Over at Reason Magazine this morning, A. Barton Hinkle has a few things to say about the consistency of opinion. He starts by mentioning one of the favority punching bags of the liberal establishment: Dick Cheney.
And therein was Cheney’s ethical rationale: Individual rights and constitutional rules might be important, but saving lives was more important by far. As David Addison, Cheney’s chief of staff, once insisted when the Office of Legal Counsel was threatening to withhold approval of one counterterrorism program: “If you rule that way, the blood of the hundred thousand people who die in the next attack will be on your hands.”
To liberals, this was absolute hogwash. The threat of a terrorist attack—even one as horrific as 9/11—did not justify the manifold constitutional affronts, from warrantless wiretapping to demanding library patrons’ records under the Patriot Act, that the Bush administration was committing. Yes, saving lives was important—but not at the expense of civil liberties and constitutional law.

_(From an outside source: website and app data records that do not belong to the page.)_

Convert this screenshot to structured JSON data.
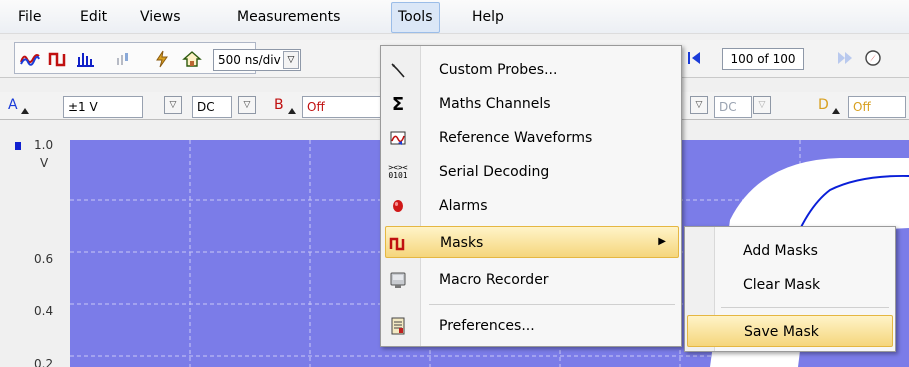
{
  "menubar": {
    "items": [
      {
        "label": "File"
      },
      {
        "label": "Edit"
      },
      {
        "label": "Views"
      },
      {
        "label": "Measurements"
      },
      {
        "label": "Tools"
      },
      {
        "label": "Help"
      }
    ]
  },
  "toolbar": {
    "timebase": "500 ns/div",
    "capture_count": "100 of 100",
    "icons": [
      "scope-mode-icon",
      "persistence-mode-icon",
      "spectrum-mode-icon",
      "disabled-mode-icon",
      "auto-setup-icon",
      "home-icon"
    ]
  },
  "channels": {
    "a": {
      "label": "A",
      "range": "±1 V",
      "coupling": "DC"
    },
    "b": {
      "label": "B",
      "state": "Off"
    },
    "c": {
      "coupling": "DC"
    },
    "d": {
      "label": "D",
      "state": "Off"
    }
  },
  "plot": {
    "y_labels": [
      "1.0",
      "V",
      "0.6",
      "0.4",
      "0.2"
    ],
    "colors": {
      "background": "#7b7ce8",
      "trace": "#0a1fd8"
    }
  },
  "tools_menu": {
    "items": [
      {
        "label": "Custom Probes...",
        "icon": "probe-icon"
      },
      {
        "label": "Maths Channels",
        "icon": "sigma-icon"
      },
      {
        "label": "Reference Waveforms",
        "icon": "reference-waveform-icon"
      },
      {
        "label": "Serial Decoding",
        "icon": "serial-decoding-icon"
      },
      {
        "label": "Alarms",
        "icon": "alarm-icon"
      },
      {
        "label": "Masks",
        "icon": "mask-icon",
        "has_submenu": true
      },
      {
        "label": "Macro Recorder",
        "icon": "macro-recorder-icon"
      },
      {
        "label": "Preferences...",
        "icon": "preferences-icon"
      }
    ],
    "submenu_arrow": "▶"
  },
  "masks_submenu": {
    "items": [
      {
        "label": "Add Masks"
      },
      {
        "label": "Clear Mask"
      },
      {
        "label": "Save Mask"
      }
    ]
  }
}
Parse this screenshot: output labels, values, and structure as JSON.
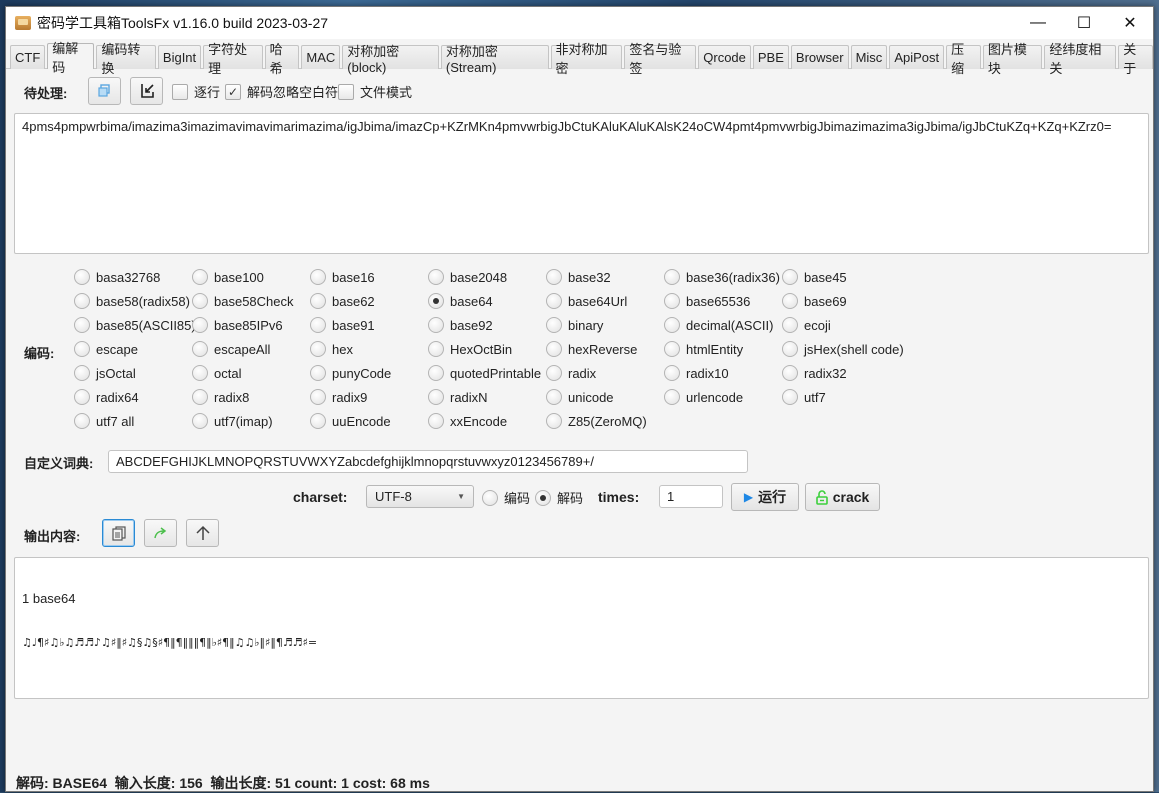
{
  "window": {
    "title": "密码学工具箱ToolsFx v1.16.0 build 2023-03-27",
    "controls": {
      "minimize": "—",
      "maximize": "☐",
      "close": "✕"
    }
  },
  "tabs": [
    {
      "label": "CTF",
      "active": false
    },
    {
      "label": "编解码",
      "active": true
    },
    {
      "label": "编码转换",
      "active": false
    },
    {
      "label": "BigInt",
      "active": false
    },
    {
      "label": "字符处理",
      "active": false
    },
    {
      "label": "哈希",
      "active": false
    },
    {
      "label": "MAC",
      "active": false
    },
    {
      "label": "对称加密(block)",
      "active": false
    },
    {
      "label": "对称加密(Stream)",
      "active": false
    },
    {
      "label": "非对称加密",
      "active": false
    },
    {
      "label": "签名与验签",
      "active": false
    },
    {
      "label": "Qrcode",
      "active": false
    },
    {
      "label": "PBE",
      "active": false
    },
    {
      "label": "Browser",
      "active": false
    },
    {
      "label": "Misc",
      "active": false
    },
    {
      "label": "ApiPost",
      "active": false
    },
    {
      "label": "压缩",
      "active": false
    },
    {
      "label": "图片模块",
      "active": false
    },
    {
      "label": "经纬度相关",
      "active": false
    },
    {
      "label": "关于",
      "active": false
    }
  ],
  "input_section": {
    "label": "待处理:",
    "buttons": [
      {
        "icon": "copy-icon"
      },
      {
        "icon": "import-icon"
      }
    ],
    "options": [
      {
        "label": "逐行",
        "checked": false
      },
      {
        "label": "解码忽略空白符",
        "checked": true
      },
      {
        "label": "文件模式",
        "checked": false
      }
    ],
    "value": "4pms4pmpwrbima/imazima3imazimavimavimarimazima/igJbima/imazCp+KZrMKn4pmvwrbigJbCtuKAluKAluKAlsK24oCW4pmt4pmvwrbigJbimazimazima3igJbima/igJbCtuKZq+KZq+KZrz0="
  },
  "encoding": {
    "label": "编码:",
    "selected": "base64",
    "options": [
      "basa32768",
      "base100",
      "base16",
      "base2048",
      "base32",
      "base36(radix36)",
      "base45",
      "base58(radix58)",
      "base58Check",
      "base62",
      "base64",
      "base64Url",
      "base65536",
      "base69",
      "base85(ASCII85)",
      "base85IPv6",
      "base91",
      "base92",
      "binary",
      "decimal(ASCII)",
      "ecoji",
      "escape",
      "escapeAll",
      "hex",
      "HexOctBin",
      "hexReverse",
      "htmlEntity",
      "jsHex(shell code)",
      "jsOctal",
      "octal",
      "punyCode",
      "quotedPrintable",
      "radix",
      "radix10",
      "radix32",
      "radix64",
      "radix8",
      "radix9",
      "radixN",
      "unicode",
      "urlencode",
      "utf7",
      "utf7 all",
      "utf7(imap)",
      "uuEncode",
      "xxEncode",
      "Z85(ZeroMQ)"
    ]
  },
  "dictionary": {
    "label": "自定义词典:",
    "value": "ABCDEFGHIJKLMNOPQRSTUVWXYZabcdefghijklmnopqrstuvwxyz0123456789+/"
  },
  "controls": {
    "charset_label": "charset:",
    "charset_value": "UTF-8",
    "mode_options": [
      {
        "label": "编码",
        "selected": false
      },
      {
        "label": "解码",
        "selected": true
      }
    ],
    "times_label": "times:",
    "times_value": "1",
    "run_label": "运行",
    "crack_label": "crack",
    "run_icon_color": "#1e88e5",
    "crack_icon_color": "#3ccf3c"
  },
  "output_section": {
    "label": "输出内容:",
    "buttons": [
      {
        "icon": "copy-icon"
      },
      {
        "icon": "forward-icon"
      },
      {
        "icon": "up-arrow-icon"
      }
    ],
    "line1": "1 base64",
    "line2": "♫♩¶♯♫♭♫♬♬♪♫♯‖♯♫§♫§♯¶‖¶‖‖‖¶‖♭♯¶‖♫♫♭‖♯‖¶♬♬♯="
  },
  "status": {
    "text": "解码: BASE64  输入长度: 156  输出长度: 51 count: 1 cost: 68 ms"
  }
}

All of that, however, was before Aurora.
Making a case for gun control, he argues, is precisely following the argument of Mr. Cheney. The rights of millions of law-abiding gun owners are nothing compared to the potential victims of a few whack-jobs who choose to use guns (instead of fertilizer trucks, airplanes, etc.). And what’s the reasoning?
Answer: Because—just like conservatives who favor profiling—they consider some rights important and others not.
When the Supreme Court upheld the habeas corpus rights of alleged enemy combatants in Boumediene v. Bush, The New York Times lavished praise on its “stirring defense” of “human decency” and a “cherished right . . . so central to the American legal system that it has its own clause in the Constitution.” Two years later, when the court upheld an individual right to keep and bear arms under the Second Amendment (another “clause in the Constitution,” you might say) The Times struck a far different tone. Citing the thousands of lives lost to gun violence, it wrote: “The arguments that led to Monday’s decision undermining Chicago’s [handgun ban] were infuriatingly abstract, but the results will be all too real and bloody.”
I can’t claim to be pure in this either, so I’m not even going to try. That said, I do spend a lot of time looking at my opinions and strategies to see if they’re consistent with my basic beliefs and motivations. If I vector to pursuing freedom in certain areas (such as gun ownership), how do I rationalize preventing freedoms in other areas (such as gambling, or strip clubs)? I’d note that any inconsistency does not stop me from voting my conscience. Since I lean more Chick-fil-A than I do DNC platform on certain issues, you can probably expect that my voting record would lean that way as well… I can’t stop settled law, though, and I don’t want to restrict what is otherwise legal behavior even if I’ll seek to change the law through my vote.
One thing I’ll say, though, is that I’m not confused about my belief. And that sets my opinion and how I argue my side. I wonder at the underpinnings of the other side (both liberal and conservative) that focuses on a specific opinion without evidencing a belief that drives it. So much of what we see in an opinion is just the surface profile of the personal iceberg. If the surface is scattered in a million directions, what of the underlying moral compass?